◆ What is expected
Across the records below, report how many lines include the word "admin", stating the number alone.

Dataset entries
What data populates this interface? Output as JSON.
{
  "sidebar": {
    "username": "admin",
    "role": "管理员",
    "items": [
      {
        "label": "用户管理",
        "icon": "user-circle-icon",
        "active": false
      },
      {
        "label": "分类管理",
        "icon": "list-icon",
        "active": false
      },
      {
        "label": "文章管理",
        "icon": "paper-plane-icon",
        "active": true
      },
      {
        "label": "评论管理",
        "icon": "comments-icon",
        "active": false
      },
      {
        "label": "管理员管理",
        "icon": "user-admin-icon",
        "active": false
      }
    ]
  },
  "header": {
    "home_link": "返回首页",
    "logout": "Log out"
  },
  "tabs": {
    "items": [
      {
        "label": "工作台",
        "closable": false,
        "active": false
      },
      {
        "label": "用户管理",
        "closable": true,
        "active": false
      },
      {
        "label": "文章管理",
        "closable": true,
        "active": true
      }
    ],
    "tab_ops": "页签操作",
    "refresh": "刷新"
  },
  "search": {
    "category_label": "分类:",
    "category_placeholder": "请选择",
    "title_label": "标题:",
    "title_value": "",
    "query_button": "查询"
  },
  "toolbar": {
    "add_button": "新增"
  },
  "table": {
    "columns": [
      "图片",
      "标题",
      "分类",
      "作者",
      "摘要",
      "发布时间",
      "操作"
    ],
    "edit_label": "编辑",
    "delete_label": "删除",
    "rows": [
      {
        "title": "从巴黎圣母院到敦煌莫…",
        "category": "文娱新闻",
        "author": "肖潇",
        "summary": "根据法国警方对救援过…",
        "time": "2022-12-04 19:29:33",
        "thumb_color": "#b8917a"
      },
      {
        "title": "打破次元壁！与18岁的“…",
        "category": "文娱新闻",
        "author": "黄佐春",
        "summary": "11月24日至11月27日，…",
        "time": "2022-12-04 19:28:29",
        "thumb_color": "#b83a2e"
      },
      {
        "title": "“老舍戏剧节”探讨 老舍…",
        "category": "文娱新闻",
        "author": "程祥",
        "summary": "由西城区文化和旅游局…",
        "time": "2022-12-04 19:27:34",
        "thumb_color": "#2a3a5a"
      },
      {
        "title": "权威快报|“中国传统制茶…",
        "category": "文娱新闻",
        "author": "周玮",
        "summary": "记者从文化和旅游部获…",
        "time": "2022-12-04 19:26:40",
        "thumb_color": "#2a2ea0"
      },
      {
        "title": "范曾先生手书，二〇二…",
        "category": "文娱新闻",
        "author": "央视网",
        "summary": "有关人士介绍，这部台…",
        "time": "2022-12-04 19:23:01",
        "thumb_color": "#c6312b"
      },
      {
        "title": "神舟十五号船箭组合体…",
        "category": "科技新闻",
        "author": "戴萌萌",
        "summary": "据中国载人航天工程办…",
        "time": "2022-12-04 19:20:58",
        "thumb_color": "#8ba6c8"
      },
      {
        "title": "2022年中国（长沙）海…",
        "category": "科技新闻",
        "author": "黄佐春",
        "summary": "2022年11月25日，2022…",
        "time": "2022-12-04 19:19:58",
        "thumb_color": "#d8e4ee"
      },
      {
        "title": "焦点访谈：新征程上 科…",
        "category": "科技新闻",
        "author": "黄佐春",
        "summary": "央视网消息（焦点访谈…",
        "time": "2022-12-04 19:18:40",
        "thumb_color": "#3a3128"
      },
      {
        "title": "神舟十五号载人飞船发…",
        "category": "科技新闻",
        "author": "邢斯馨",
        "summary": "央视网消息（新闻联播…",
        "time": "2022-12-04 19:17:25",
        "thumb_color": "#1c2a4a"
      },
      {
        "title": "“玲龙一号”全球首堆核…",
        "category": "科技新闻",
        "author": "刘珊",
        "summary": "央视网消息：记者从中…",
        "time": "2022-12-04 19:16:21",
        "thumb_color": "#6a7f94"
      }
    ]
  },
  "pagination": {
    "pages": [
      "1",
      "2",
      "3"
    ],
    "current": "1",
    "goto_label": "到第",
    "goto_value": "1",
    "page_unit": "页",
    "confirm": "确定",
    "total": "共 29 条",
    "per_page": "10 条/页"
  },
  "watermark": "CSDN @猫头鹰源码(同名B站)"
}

◆ Output for this task
2